Did my first mileage run and I was amazed to get 24mpg on the highway with the turbodiesel. It seems to be a better choice for a Class B than any gasoline engine, at least if power vs. mileage is important.
I'm looking for my first upgrade: a raised top. Any referrals for shops in the Inland SoCal region?
Anybody know of good ways to lower the vehicle without drastically cutting its payload capacity? Upgrading the suspension to improve the ride for long haul comfort isn't out of the question either.
One little detail--Go to your DMV and to your own State Laws (vehicle Codes) at your library and do your homework on this one. Look up "upfitter" in the indices. Make SURE you'll still be able to register your DIY MH where you live, or getting it insured will be moot.
Where I live (West Virgina) there is no requirement; no license to climb into a cargo-van with tools in hand. In other states (and I don't know which but OH next door may be one of them)--registering a home-converted/home-built RV can be a problem. Do your homework before you perhaps build a lawn-ornament.
We made a "van conversion" into a camping van, and the details can be found on our Web site.
The great advantage to starting with a van conversion instead of a plain old van, as far as we were concerned, was that the real pain-in-the-pinny stuff like internal lining, carpeting, and roof raising had already been done. Of course, another reason was that we were given the van for nothing ....;^) Nevertheless, if we had to do it over I'd make the same choice.
Go to Sportsmobile's website and download their brochures. It's all in PDF format. There will be a scale drawings of your van's floor and of components you might want to install, bed, cabinets, countertops, etc. It's very helpful with planning. Yes, Sportsmobile will install a raised roof for you. The price I got was around $4K installed. A van conversion company here did mine for around $2300. That's a bare fiberglass top, white and unpainted on the interior. I'm doing the inside finishing myself. It's a little extra work, but I can buy a lot of goodies for it with the $1700 I saved. Also, if you're doing a propane installation, they will sell you an ASME tank for much less than the RV dealers will..

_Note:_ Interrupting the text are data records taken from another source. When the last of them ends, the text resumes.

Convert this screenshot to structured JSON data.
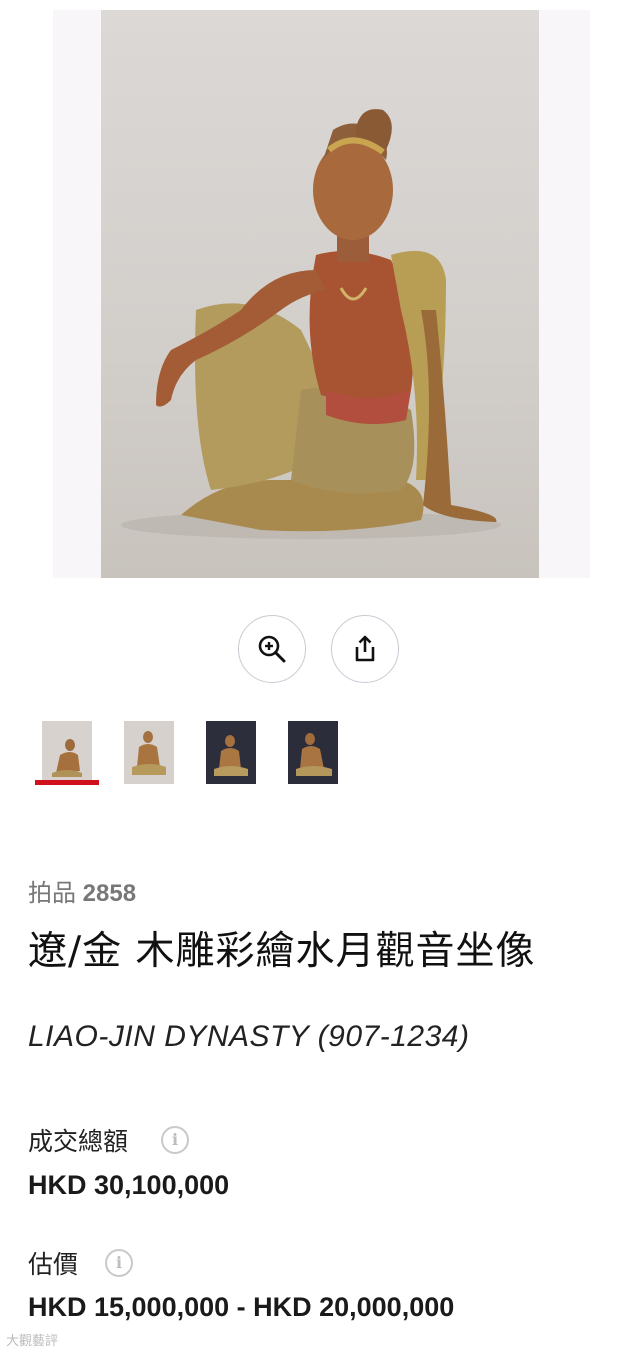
{
  "media": {
    "hero_alt": "Seated Water-Moon Guanyin wood sculpture",
    "zoom_icon": "zoom-in-icon",
    "share_icon": "share-icon",
    "thumbnails": [
      {
        "name": "thumbnail-1",
        "active": true
      },
      {
        "name": "thumbnail-2",
        "active": false
      },
      {
        "name": "thumbnail-3",
        "active": false
      },
      {
        "name": "thumbnail-4",
        "active": false
      }
    ]
  },
  "lot": {
    "prefix": "拍品",
    "number": "2858",
    "title": "遼/金 木雕彩繪水月觀音坐像",
    "subtitle": "LIAO-JIN DYNASTY (907-1234)"
  },
  "price": {
    "sold_label": "成交總額",
    "sold_value": "HKD 30,100,000",
    "estimate_label": "估價",
    "estimate_value": "HKD 15,000,000 - HKD 20,000,000",
    "info_icon": "info-icon"
  },
  "watermark": "大觀藝評",
  "colors": {
    "active_indicator": "#d0101b",
    "muted_text": "#777777"
  }
}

Here is one more place to go: the Yahoo!™ P30 Stepvan Support Group. You don't have to sign-up just to look around. Some of it may be of interest to you. BTW that's *our* baby playing "cover-girl" there at the moment; a former cable-laying truck I will teach how to play.
Converting anything like that is a good-news, bad-news thing, only it's the same news--at some point you'll be on your own. If you're up for that, I wish you success in pulling it off.
Sportsmobile prices seem rather high. I found a shop that raises tops for mobility vans, but they only will do it with an integrated box-steel frame for $3,200 for the whole job. I'm not sure if the additional frame/roll cage is necessary for RV use, but I can understand why vans with wheelchair lifts would need the greater structural integrity that the reinforcement provides. Maybe it's a good idea? I saw a van in the shop and they do quality work, with nice welding and finish work.